|1 reviews in total|
A bold, rich and very remarkable film. This is art, not entertainment. Story: This little movie defies easy categorization; there is nothing quite like it that I am aware of. For students of literature, you will find connection to the work of Dante -- in particular, The Inferno -- and other works that portray a human being losing his/her soul, for that is what this movie is about. There are philosophers (Rudolf Steiner) who believe that the world is literally divided into overlapping, parallel worlds populated by forces of dark and light (not good and evil) where each side works continuously to influence human beings leaning in one direction or the other -- the demon lying upon us as we sleep, feeding us nightmares; the angel gently stroking our forehead, comforting us as we face our deepest fears.
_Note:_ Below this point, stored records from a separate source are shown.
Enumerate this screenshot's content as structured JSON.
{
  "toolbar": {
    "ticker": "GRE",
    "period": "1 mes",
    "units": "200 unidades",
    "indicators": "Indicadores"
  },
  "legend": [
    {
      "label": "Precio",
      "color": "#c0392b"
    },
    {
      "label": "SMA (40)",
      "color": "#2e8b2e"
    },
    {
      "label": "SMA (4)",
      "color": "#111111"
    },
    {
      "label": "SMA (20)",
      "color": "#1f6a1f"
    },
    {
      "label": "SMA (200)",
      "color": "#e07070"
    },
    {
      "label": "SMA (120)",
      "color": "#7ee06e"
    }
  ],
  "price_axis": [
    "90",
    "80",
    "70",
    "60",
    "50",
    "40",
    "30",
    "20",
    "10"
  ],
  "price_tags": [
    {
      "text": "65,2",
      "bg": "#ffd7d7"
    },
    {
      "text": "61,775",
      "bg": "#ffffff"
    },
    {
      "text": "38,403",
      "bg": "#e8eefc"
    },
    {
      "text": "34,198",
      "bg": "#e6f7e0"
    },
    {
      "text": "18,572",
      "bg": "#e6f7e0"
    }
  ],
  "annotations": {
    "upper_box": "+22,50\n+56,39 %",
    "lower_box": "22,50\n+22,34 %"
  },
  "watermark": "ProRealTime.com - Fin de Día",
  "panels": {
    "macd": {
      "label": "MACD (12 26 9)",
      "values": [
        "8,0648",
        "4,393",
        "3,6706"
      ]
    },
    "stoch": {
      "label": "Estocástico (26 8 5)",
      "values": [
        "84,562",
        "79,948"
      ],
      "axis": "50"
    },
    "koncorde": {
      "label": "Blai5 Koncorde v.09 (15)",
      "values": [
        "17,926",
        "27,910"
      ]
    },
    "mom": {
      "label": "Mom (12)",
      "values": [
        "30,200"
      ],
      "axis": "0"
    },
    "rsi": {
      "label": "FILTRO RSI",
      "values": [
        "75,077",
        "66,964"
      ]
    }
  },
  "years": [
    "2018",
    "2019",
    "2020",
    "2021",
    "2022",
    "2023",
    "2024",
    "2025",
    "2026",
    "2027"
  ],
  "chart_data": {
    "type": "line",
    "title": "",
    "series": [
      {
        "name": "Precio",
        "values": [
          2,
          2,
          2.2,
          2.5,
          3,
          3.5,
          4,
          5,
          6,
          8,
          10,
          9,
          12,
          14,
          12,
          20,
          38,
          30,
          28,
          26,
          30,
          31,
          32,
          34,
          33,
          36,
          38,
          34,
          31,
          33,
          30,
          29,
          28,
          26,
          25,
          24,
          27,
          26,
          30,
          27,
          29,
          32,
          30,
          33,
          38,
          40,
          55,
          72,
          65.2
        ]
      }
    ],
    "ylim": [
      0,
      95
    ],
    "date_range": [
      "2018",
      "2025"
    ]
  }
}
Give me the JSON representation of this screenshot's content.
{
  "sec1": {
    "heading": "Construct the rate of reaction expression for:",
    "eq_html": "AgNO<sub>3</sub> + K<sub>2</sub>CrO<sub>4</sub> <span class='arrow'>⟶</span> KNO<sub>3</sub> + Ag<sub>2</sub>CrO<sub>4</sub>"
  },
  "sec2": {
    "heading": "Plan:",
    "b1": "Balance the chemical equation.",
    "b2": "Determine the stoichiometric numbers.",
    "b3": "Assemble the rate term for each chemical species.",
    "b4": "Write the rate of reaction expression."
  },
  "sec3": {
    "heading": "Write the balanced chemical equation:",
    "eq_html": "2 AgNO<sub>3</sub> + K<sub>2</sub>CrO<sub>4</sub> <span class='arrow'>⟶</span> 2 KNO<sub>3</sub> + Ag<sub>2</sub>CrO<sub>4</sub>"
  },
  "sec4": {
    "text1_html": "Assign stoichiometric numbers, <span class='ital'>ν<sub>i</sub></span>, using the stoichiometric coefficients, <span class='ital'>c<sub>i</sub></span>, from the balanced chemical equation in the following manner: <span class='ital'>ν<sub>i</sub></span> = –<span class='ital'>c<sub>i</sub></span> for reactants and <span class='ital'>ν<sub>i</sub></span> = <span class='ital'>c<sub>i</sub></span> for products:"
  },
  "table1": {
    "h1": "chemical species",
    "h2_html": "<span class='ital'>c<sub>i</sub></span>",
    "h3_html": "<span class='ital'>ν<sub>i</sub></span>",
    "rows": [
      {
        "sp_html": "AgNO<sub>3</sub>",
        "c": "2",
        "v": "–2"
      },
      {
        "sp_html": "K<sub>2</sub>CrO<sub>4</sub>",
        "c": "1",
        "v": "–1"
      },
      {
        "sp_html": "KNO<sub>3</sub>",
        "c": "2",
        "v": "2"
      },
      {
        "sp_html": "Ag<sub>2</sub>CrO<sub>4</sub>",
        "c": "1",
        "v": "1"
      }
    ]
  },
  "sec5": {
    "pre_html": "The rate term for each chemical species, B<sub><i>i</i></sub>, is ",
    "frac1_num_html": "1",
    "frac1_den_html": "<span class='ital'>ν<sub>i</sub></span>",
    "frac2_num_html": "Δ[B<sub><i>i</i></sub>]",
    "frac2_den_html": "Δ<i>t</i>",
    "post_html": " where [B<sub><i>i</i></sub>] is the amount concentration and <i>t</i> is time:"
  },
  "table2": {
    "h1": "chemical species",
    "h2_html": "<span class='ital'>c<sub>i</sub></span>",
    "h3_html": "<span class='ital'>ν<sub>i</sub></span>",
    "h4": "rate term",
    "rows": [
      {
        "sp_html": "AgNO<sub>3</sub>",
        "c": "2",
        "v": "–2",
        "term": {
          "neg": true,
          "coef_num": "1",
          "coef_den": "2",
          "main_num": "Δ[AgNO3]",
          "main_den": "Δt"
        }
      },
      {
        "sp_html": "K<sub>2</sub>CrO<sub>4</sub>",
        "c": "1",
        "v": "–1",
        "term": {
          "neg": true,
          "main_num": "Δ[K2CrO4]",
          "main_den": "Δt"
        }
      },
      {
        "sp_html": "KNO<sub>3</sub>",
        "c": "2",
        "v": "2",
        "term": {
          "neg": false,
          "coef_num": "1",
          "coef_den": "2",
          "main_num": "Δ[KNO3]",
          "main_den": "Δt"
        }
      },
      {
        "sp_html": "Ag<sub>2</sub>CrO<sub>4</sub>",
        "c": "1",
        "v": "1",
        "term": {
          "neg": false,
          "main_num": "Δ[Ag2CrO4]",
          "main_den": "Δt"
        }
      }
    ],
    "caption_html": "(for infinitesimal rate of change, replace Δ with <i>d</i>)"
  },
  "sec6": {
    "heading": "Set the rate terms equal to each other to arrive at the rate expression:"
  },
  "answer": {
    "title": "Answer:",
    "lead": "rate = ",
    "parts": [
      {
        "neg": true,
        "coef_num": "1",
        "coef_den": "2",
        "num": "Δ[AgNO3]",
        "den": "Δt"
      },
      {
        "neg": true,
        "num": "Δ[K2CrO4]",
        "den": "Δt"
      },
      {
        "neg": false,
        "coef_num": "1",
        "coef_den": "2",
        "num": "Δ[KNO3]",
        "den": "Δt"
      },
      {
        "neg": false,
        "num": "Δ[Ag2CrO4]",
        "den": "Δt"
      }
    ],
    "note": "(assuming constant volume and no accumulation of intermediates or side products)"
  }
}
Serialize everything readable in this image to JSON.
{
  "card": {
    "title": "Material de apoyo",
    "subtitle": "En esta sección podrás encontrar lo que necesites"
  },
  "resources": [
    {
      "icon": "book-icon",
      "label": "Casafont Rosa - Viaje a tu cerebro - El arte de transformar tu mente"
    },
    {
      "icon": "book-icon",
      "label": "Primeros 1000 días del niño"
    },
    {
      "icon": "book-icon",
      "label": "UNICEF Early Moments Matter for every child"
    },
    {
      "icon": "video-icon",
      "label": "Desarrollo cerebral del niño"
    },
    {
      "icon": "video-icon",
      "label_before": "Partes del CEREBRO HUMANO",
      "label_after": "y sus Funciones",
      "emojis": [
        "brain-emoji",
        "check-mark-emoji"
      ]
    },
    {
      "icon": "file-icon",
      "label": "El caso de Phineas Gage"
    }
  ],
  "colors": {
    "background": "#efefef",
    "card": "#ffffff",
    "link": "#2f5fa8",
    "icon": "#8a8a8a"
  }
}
This is an epic and continual battle in which the darkness in the world comes from those of us who have committed treasonous acts against our own humanity and suffer, in proportion, consequences for having done so. In film, I would group this with movies like Renee Missel's Resurrection or Blatty's totally brilliant Ninth Configuration. But bear in mind that you are watching an INDIE, which means limited money to make the film. Therefore, production values suffer at times: there are weak special effects, low budget costuming, limits to cinematography, etc. These should be easy to overlook given the scope and depth of this work. Jamin Winans has crafted a minor masterpiece. The ensemble acting is uniformly superb, but Mr. Kelly carries this film with a deeply felt and gifted performance. Though the story may be difficult to follow because of its unique and complex subject matter; in fact, it is tight as a drum with virtually every shot and edit building on those that preceded it, but it will take a second viewing to discover this. The direction is very fine: the film absolutely has a look and feel expressive of its content. The use of off-color green was effective and quietly disturbing, as was the black ink-like flow covering the protagonist at specific moments throughout the film. At a time when our entire culture is in danger of losing it's soul, when so many are seeking insight into something deeper and truer, this film could not be more appropriate. INK is what Independent films are supposed to be: intelligent, deep, inspired, rich, genuine, quirky, imperfect expressions that Hollywood could never make or would simply ruin because of commercial pressures. Mr. Winans -- thank you.